Problem statement: Give a count of the lines below that have the string "Profiles" in them, with no other words.

::: Supplied information

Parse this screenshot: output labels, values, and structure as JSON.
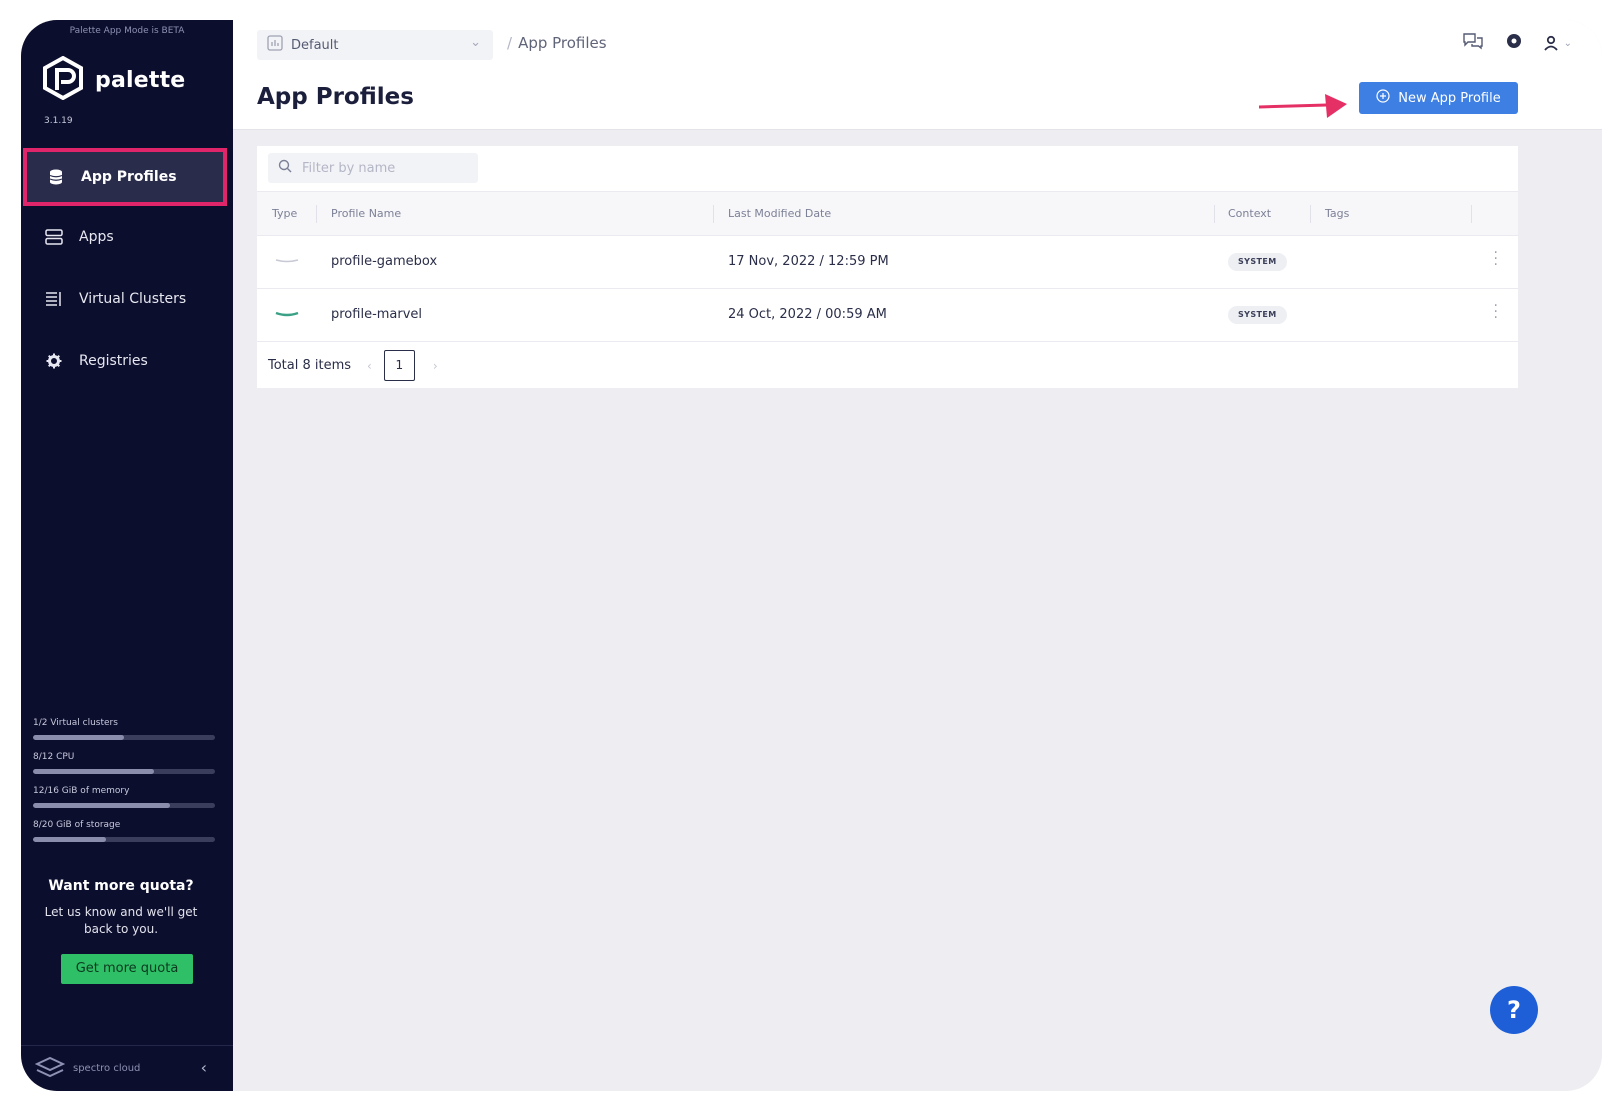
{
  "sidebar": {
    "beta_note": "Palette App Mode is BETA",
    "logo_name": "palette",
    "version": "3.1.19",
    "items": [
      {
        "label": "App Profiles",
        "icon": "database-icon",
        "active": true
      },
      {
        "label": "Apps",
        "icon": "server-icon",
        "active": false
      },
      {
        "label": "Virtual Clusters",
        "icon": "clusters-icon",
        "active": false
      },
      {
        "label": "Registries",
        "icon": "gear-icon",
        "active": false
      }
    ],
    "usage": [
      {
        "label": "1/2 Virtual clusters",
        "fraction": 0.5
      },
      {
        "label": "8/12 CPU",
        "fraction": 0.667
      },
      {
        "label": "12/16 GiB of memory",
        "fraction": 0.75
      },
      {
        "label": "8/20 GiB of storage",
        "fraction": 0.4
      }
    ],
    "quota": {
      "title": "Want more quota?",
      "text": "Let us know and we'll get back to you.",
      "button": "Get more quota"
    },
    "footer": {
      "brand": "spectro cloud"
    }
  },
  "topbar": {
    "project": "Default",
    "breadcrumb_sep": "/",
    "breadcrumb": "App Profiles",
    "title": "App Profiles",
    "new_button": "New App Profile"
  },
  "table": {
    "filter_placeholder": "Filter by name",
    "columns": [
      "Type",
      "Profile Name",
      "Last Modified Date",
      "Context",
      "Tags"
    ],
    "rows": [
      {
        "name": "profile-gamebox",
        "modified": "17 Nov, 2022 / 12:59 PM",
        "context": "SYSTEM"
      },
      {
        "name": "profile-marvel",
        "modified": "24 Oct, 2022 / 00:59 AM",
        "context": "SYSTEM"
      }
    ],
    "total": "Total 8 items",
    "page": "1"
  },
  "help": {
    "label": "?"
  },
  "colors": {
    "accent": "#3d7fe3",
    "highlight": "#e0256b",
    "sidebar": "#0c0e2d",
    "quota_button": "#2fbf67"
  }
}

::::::
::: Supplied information

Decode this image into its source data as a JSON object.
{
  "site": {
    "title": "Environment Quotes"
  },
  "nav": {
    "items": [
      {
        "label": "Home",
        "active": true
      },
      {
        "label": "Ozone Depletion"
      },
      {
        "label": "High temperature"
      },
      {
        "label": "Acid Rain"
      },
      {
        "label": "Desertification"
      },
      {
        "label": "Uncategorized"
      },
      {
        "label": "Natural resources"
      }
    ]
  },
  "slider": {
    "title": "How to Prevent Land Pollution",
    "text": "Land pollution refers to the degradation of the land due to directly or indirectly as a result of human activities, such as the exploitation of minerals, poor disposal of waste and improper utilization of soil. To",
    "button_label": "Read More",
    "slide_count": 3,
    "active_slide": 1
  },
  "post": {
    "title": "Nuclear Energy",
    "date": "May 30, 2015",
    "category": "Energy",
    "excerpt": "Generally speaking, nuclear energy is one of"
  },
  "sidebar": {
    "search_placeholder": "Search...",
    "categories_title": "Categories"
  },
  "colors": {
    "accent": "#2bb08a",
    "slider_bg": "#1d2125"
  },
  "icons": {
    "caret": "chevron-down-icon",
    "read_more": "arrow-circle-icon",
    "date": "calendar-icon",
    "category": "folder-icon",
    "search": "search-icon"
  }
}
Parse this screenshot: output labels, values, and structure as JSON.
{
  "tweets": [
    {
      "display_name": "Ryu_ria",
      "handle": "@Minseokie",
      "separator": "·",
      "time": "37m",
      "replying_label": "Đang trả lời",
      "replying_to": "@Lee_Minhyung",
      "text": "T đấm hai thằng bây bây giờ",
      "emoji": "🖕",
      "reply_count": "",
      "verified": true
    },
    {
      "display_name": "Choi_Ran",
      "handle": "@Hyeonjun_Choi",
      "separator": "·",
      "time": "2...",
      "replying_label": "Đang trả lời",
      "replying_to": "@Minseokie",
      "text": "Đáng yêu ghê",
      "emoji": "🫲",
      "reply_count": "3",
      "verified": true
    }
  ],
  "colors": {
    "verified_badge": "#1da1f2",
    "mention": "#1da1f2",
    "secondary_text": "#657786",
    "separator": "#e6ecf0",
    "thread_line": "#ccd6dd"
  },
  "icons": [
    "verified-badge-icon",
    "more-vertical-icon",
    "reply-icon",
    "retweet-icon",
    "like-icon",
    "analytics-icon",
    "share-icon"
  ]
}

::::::

Answer to this problem: 3